Instructions to follow:
The records below need to be repeated exactly, though not their pictures.

Source records:
□ □ □ □ □ □ □
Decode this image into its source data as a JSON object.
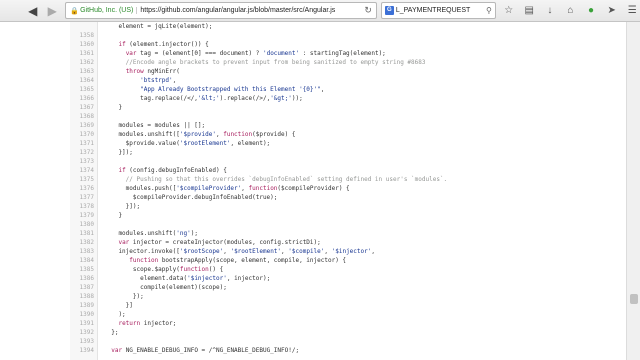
{
  "browser": {
    "url_identity": "GitHub, Inc. (US)",
    "url": "https://github.com/angular/angular.js/blob/master/src/Angular.js",
    "search_query": "L_PAYMENTREQUEST",
    "search_engine_letter": "G"
  },
  "code": {
    "lines": [
      {
        "n": "",
        "t": "    element = jqLite(element);"
      },
      {
        "n": "1358",
        "t": ""
      },
      {
        "n": "1360",
        "t": "    if (element.injector()) {"
      },
      {
        "n": "1361",
        "t": "      var tag = (element[0] === document) ? 'document' : startingTag(element);"
      },
      {
        "n": "1362",
        "t": "      //Encode angle brackets to prevent input from being sanitized to empty string #8683"
      },
      {
        "n": "1363",
        "t": "      throw ngMinErr("
      },
      {
        "n": "1364",
        "t": "          'btstrpd',"
      },
      {
        "n": "1365",
        "t": "          \"App Already Bootstrapped with this Element '{0}'\","
      },
      {
        "n": "1366",
        "t": "          tag.replace(/</,'&lt;').replace(/>/,'&gt;'));"
      },
      {
        "n": "1367",
        "t": "    }"
      },
      {
        "n": "1368",
        "t": ""
      },
      {
        "n": "1369",
        "t": "    modules = modules || [];"
      },
      {
        "n": "1370",
        "t": "    modules.unshift(['$provide', function($provide) {"
      },
      {
        "n": "1371",
        "t": "      $provide.value('$rootElement', element);"
      },
      {
        "n": "1372",
        "t": "    }]);"
      },
      {
        "n": "1373",
        "t": ""
      },
      {
        "n": "1374",
        "t": "    if (config.debugInfoEnabled) {"
      },
      {
        "n": "1375",
        "t": "      // Pushing so that this overrides `debugInfoEnabled` setting defined in user's `modules`."
      },
      {
        "n": "1376",
        "t": "      modules.push(['$compileProvider', function($compileProvider) {"
      },
      {
        "n": "1377",
        "t": "        $compileProvider.debugInfoEnabled(true);"
      },
      {
        "n": "1378",
        "t": "      }]);"
      },
      {
        "n": "1379",
        "t": "    }"
      },
      {
        "n": "1380",
        "t": ""
      },
      {
        "n": "1381",
        "t": "    modules.unshift('ng');"
      },
      {
        "n": "1382",
        "t": "    var injector = createInjector(modules, config.strictDi);"
      },
      {
        "n": "1383",
        "t": "    injector.invoke(['$rootScope', '$rootElement', '$compile', '$injector',"
      },
      {
        "n": "1384",
        "t": "       function bootstrapApply(scope, element, compile, injector) {"
      },
      {
        "n": "1385",
        "t": "        scope.$apply(function() {"
      },
      {
        "n": "1386",
        "t": "          element.data('$injector', injector);"
      },
      {
        "n": "1387",
        "t": "          compile(element)(scope);"
      },
      {
        "n": "1388",
        "t": "        });"
      },
      {
        "n": "1389",
        "t": "      }]"
      },
      {
        "n": "1390",
        "t": "    );"
      },
      {
        "n": "1391",
        "t": "    return injector;"
      },
      {
        "n": "1392",
        "t": "  };"
      },
      {
        "n": "1393",
        "t": ""
      },
      {
        "n": "1394",
        "t": "  var NG_ENABLE_DEBUG_INFO = /^NG_ENABLE_DEBUG_INFO!/;"
      }
    ]
  },
  "colors": {
    "keyword": "#a71d5d",
    "string": "#183691",
    "comment": "#969896"
  }
}
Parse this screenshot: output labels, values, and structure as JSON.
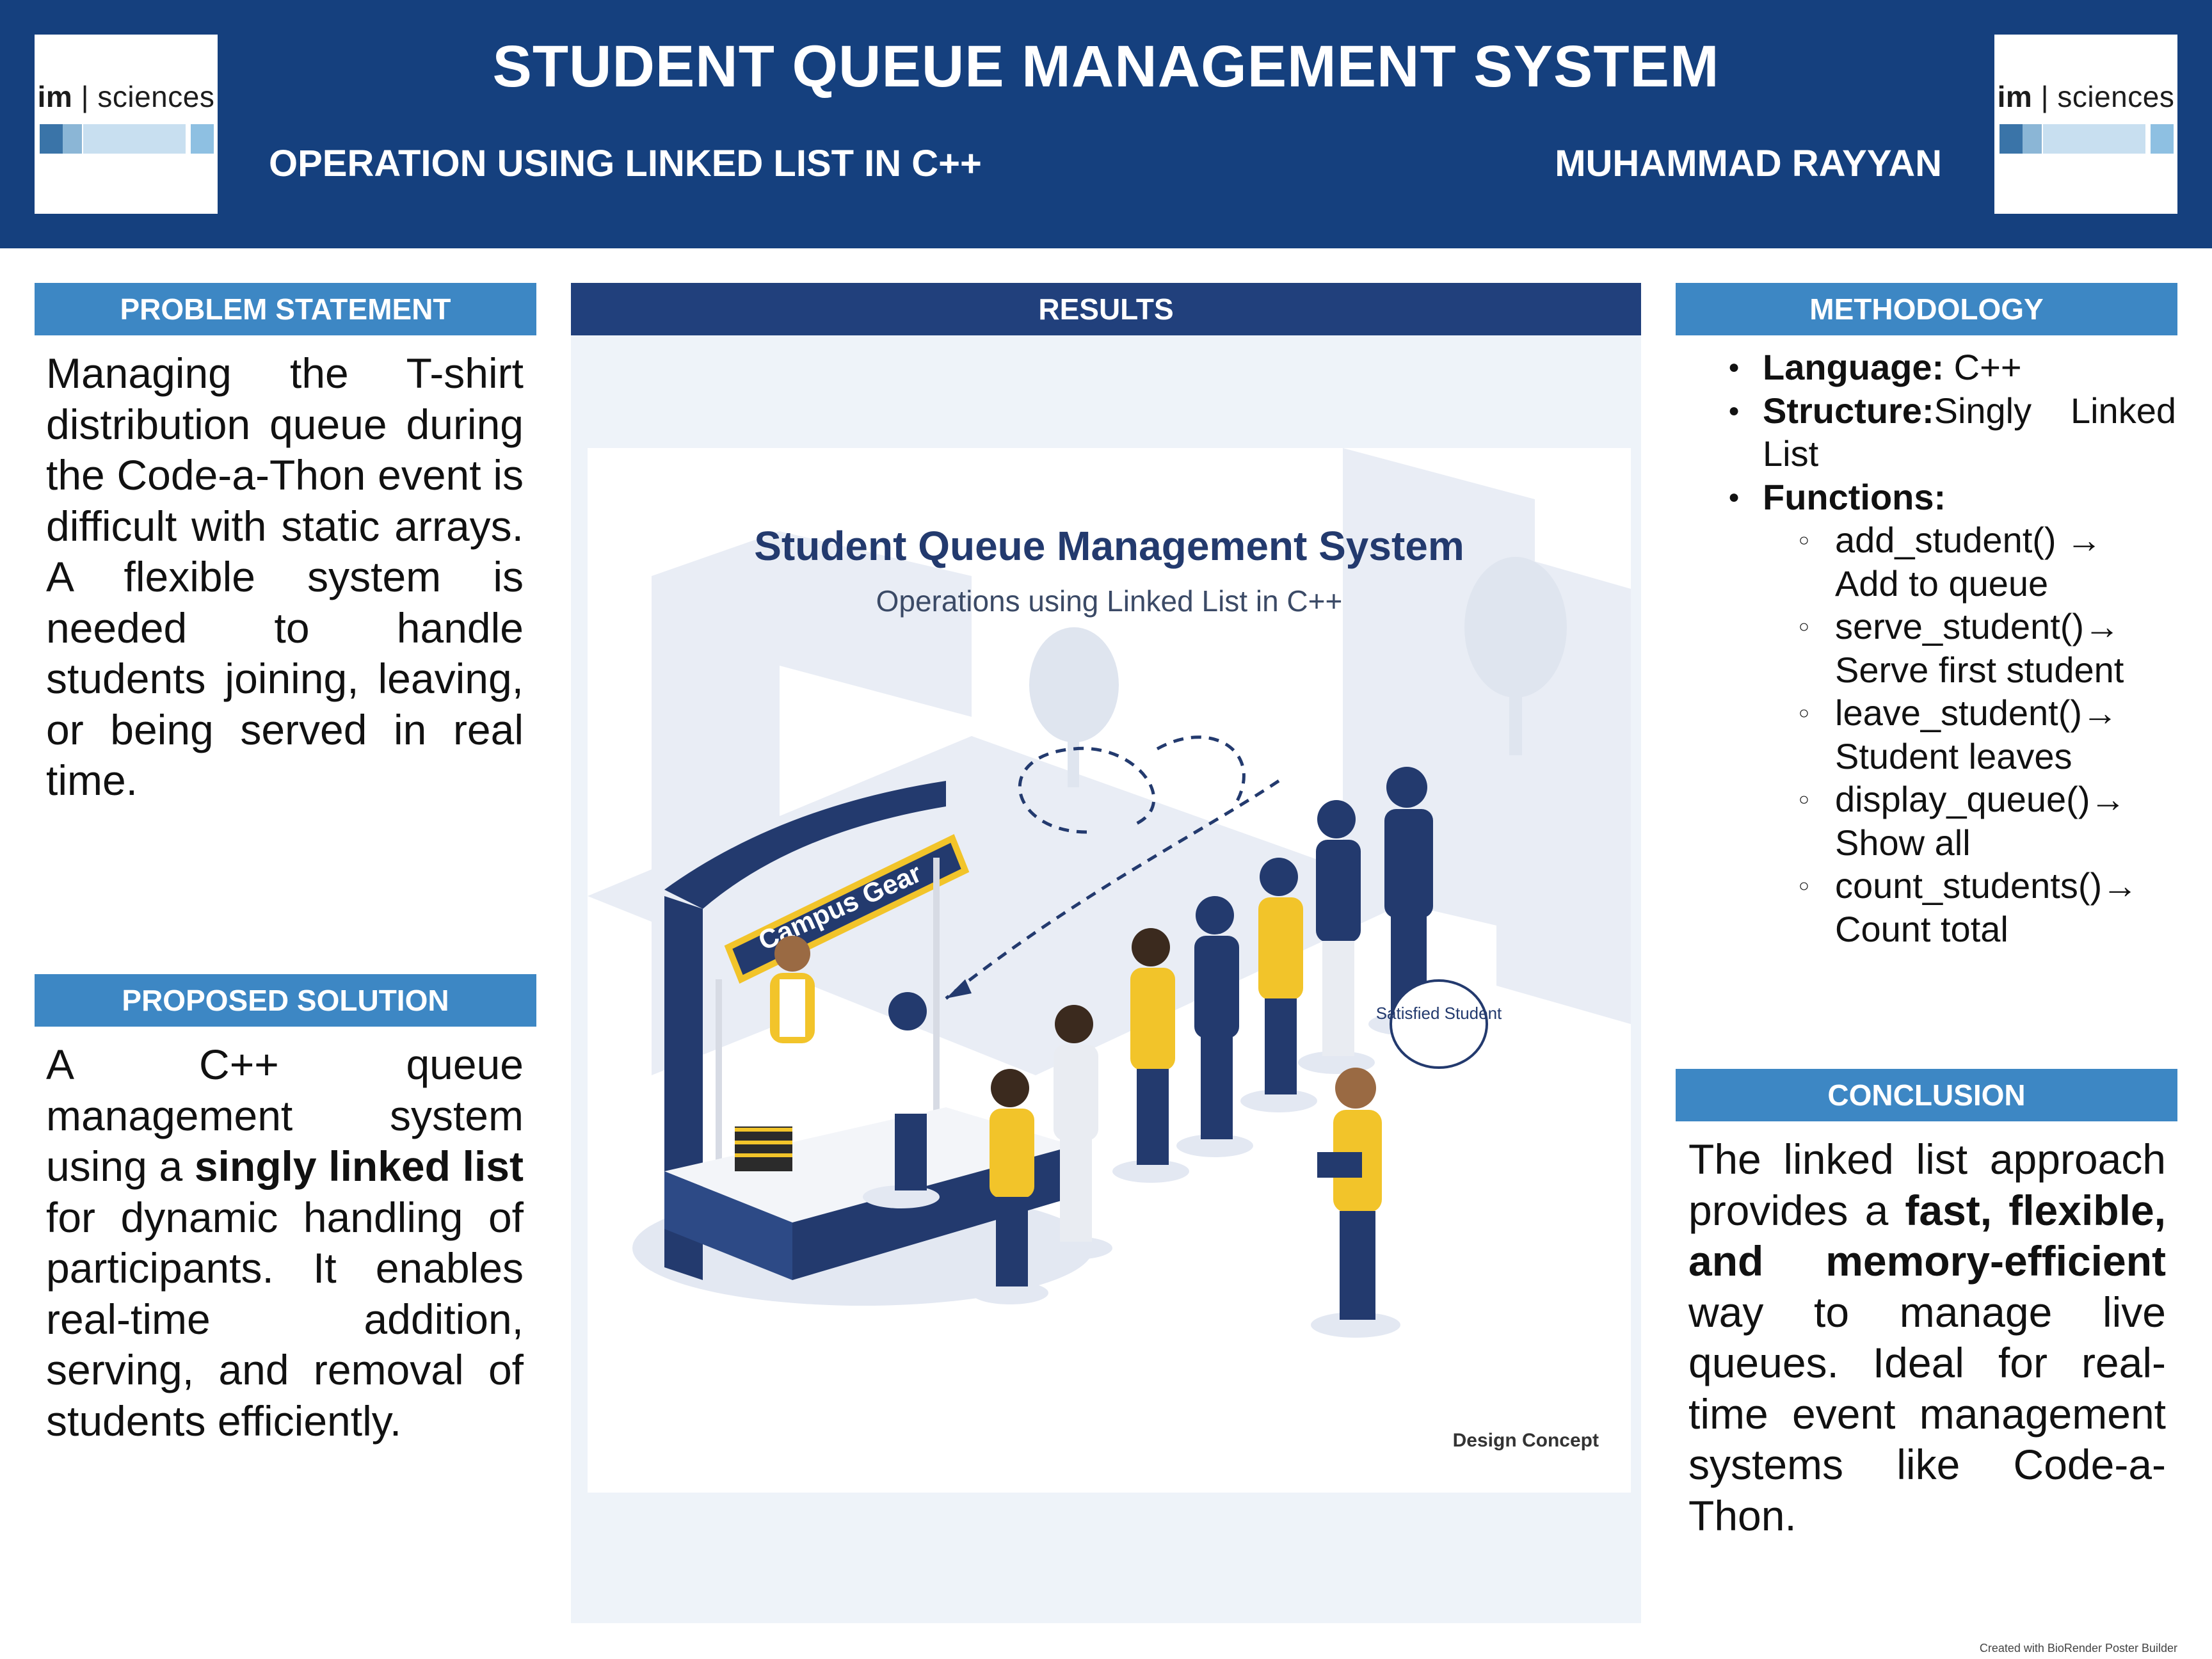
{
  "header": {
    "title": "STUDENT QUEUE MANAGEMENT SYSTEM",
    "subtitle": "OPERATION USING LINKED LIST IN C++",
    "author": "MUHAMMAD RAYYAN",
    "logo": {
      "brand_bold": "im",
      "separator": "|",
      "brand": "sciences"
    },
    "background_color": "#15407e"
  },
  "problem": {
    "heading": "PROBLEM STATEMENT",
    "text": "Managing the T-shirt distribution queue during the Code-a-Thon event is difficult with static arrays. A flexible system is needed to handle students joining, leaving, or being served in real time."
  },
  "solution": {
    "heading": "PROPOSED SOLUTION",
    "text_before": "A C++ queue management system using a ",
    "text_bold": "singly linked list",
    "text_after": " for dynamic handling of participants. It enables real-time addition, serving, and removal of students efficiently."
  },
  "results": {
    "heading": "RESULTS",
    "figure": {
      "title": "Student Queue Management System",
      "subtitle": "Operations using Linked List in C++",
      "booth_sign": "Campus Gear",
      "shirt_label": "Campus Gear",
      "speech_bubble": "Satisfied Student",
      "caption": "Design Concept"
    }
  },
  "methodology": {
    "heading": "METHODOLOGY",
    "language_label": "Language:",
    "language_value": " C++",
    "structure_label": "Structure:",
    "structure_value": "Singly Linked List",
    "functions_label": "Functions:",
    "functions": [
      {
        "name": "add_student() →",
        "desc": "Add to queue"
      },
      {
        "name": "serve_student()→",
        "desc": "Serve first student"
      },
      {
        "name": "leave_student()→",
        "desc": "Student leaves"
      },
      {
        "name": "display_queue()→",
        "desc": "Show all"
      },
      {
        "name": "count_students()→",
        "desc": "Count total"
      }
    ]
  },
  "conclusion": {
    "heading": "CONCLUSION",
    "text_before": "The linked list approach provides a ",
    "text_bold": "fast, flexible, and memory-efficient",
    "text_after": " way to manage live queues. Ideal for real-time event management systems like Code-a-Thon."
  },
  "footer": {
    "credit": "Created with BioRender Poster Builder"
  },
  "colors": {
    "section_heading": "#3d87c4",
    "results_heading": "#21407c",
    "results_panel": "#eef3f9",
    "figure_navy": "#233a6e",
    "figure_yellow": "#f2c42a"
  }
}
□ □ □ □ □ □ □
Result for this task:
Decode this image into its source data as a JSON object.
{
  "browser": {
    "url_identity": "GitHub, Inc. (US)",
    "url": "https://github.com/angular/angular.js/blob/master/src/Angular.js",
    "search_query": "L_PAYMENTREQUEST",
    "search_engine_letter": "G"
  },
  "code": {
    "lines": [
      {
        "n": "",
        "t": "    element = jqLite(element);"
      },
      {
        "n": "1358",
        "t": ""
      },
      {
        "n": "1360",
        "t": "    if (element.injector()) {"
      },
      {
        "n": "1361",
        "t": "      var tag = (element[0] === document) ? 'document' : startingTag(element);"
      },
      {
        "n": "1362",
        "t": "      //Encode angle brackets to prevent input from being sanitized to empty string #8683"
      },
      {
        "n": "1363",
        "t": "      throw ngMinErr("
      },
      {
        "n": "1364",
        "t": "          'btstrpd',"
      },
      {
        "n": "1365",
        "t": "          \"App Already Bootstrapped with this Element '{0}'\","
      },
      {
        "n": "1366",
        "t": "          tag.replace(/</,'&lt;').replace(/>/,'&gt;'));"
      },
      {
        "n": "1367",
        "t": "    }"
      },
      {
        "n": "1368",
        "t": ""
      },
      {
        "n": "1369",
        "t": "    modules = modules || [];"
      },
      {
        "n": "1370",
        "t": "    modules.unshift(['$provide', function($provide) {"
      },
      {
        "n": "1371",
        "t": "      $provide.value('$rootElement', element);"
      },
      {
        "n": "1372",
        "t": "    }]);"
      },
      {
        "n": "1373",
        "t": ""
      },
      {
        "n": "1374",
        "t": "    if (config.debugInfoEnabled) {"
      },
      {
        "n": "1375",
        "t": "      // Pushing so that this overrides `debugInfoEnabled` setting defined in user's `modules`."
      },
      {
        "n": "1376",
        "t": "      modules.push(['$compileProvider', function($compileProvider) {"
      },
      {
        "n": "1377",
        "t": "        $compileProvider.debugInfoEnabled(true);"
      },
      {
        "n": "1378",
        "t": "      }]);"
      },
      {
        "n": "1379",
        "t": "    }"
      },
      {
        "n": "1380",
        "t": ""
      },
      {
        "n": "1381",
        "t": "    modules.unshift('ng');"
      },
      {
        "n": "1382",
        "t": "    var injector = createInjector(modules, config.strictDi);"
      },
      {
        "n": "1383",
        "t": "    injector.invoke(['$rootScope', '$rootElement', '$compile', '$injector',"
      },
      {
        "n": "1384",
        "t": "       function bootstrapApply(scope, element, compile, injector) {"
      },
      {
        "n": "1385",
        "t": "        scope.$apply(function() {"
      },
      {
        "n": "1386",
        "t": "          element.data('$injector', injector);"
      },
      {
        "n": "1387",
        "t": "          compile(element)(scope);"
      },
      {
        "n": "1388",
        "t": "        });"
      },
      {
        "n": "1389",
        "t": "      }]"
      },
      {
        "n": "1390",
        "t": "    );"
      },
      {
        "n": "1391",
        "t": "    return injector;"
      },
      {
        "n": "1392",
        "t": "  };"
      },
      {
        "n": "1393",
        "t": ""
      },
      {
        "n": "1394",
        "t": "  var NG_ENABLE_DEBUG_INFO = /^NG_ENABLE_DEBUG_INFO!/;"
      }
    ]
  },
  "colors": {
    "keyword": "#a71d5d",
    "string": "#183691",
    "comment": "#969896"
  }
}
Parse this screenshot: output labels, values, and structure as JSON.
{
  "header": {
    "title": "STUDENT QUEUE MANAGEMENT SYSTEM",
    "subtitle": "OPERATION USING LINKED LIST IN C++",
    "author": "MUHAMMAD RAYYAN",
    "logo": {
      "brand_bold": "im",
      "separator": "|",
      "brand": "sciences"
    },
    "background_color": "#15407e"
  },
  "problem": {
    "heading": "PROBLEM STATEMENT",
    "text": "Managing the T-shirt distribution queue during the Code-a-Thon event is difficult with static arrays. A flexible system is needed to handle students joining, leaving, or being served in real time."
  },
  "solution": {
    "heading": "PROPOSED SOLUTION",
    "text_before": "A C++ queue management system using a ",
    "text_bold": "singly linked list",
    "text_after": " for dynamic handling of participants. It enables real-time addition, serving, and removal of students efficiently."
  },
  "results": {
    "heading": "RESULTS",
    "figure": {
      "title": "Student Queue Management System",
      "subtitle": "Operations using Linked List in C++",
      "booth_sign": "Campus Gear",
      "shirt_label": "Campus Gear",
      "speech_bubble": "Satisfied Student",
      "caption": "Design Concept"
    }
  },
  "methodology": {
    "heading": "METHODOLOGY",
    "language_label": "Language:",
    "language_value": " C++",
    "structure_label": "Structure:",
    "structure_value": "Singly Linked List",
    "functions_label": "Functions:",
    "functions": [
      {
        "name": "add_student() →",
        "desc": "Add to queue"
      },
      {
        "name": "serve_student()→",
        "desc": "Serve first student"
      },
      {
        "name": "leave_student()→",
        "desc": "Student leaves"
      },
      {
        "name": "display_queue()→",
        "desc": "Show all"
      },
      {
        "name": "count_students()→",
        "desc": "Count total"
      }
    ]
  },
  "conclusion": {
    "heading": "CONCLUSION",
    "text_before": "The linked list approach provides a ",
    "text_bold": "fast, flexible, and memory-efficient",
    "text_after": " way to manage live queues. Ideal for real-time event management systems like Code-a-Thon."
  },
  "footer": {
    "credit": "Created with BioRender Poster Builder"
  },
  "colors": {
    "section_heading": "#3d87c4",
    "results_heading": "#21407c",
    "results_panel": "#eef3f9",
    "figure_navy": "#233a6e",
    "figure_yellow": "#f2c42a"
  }
}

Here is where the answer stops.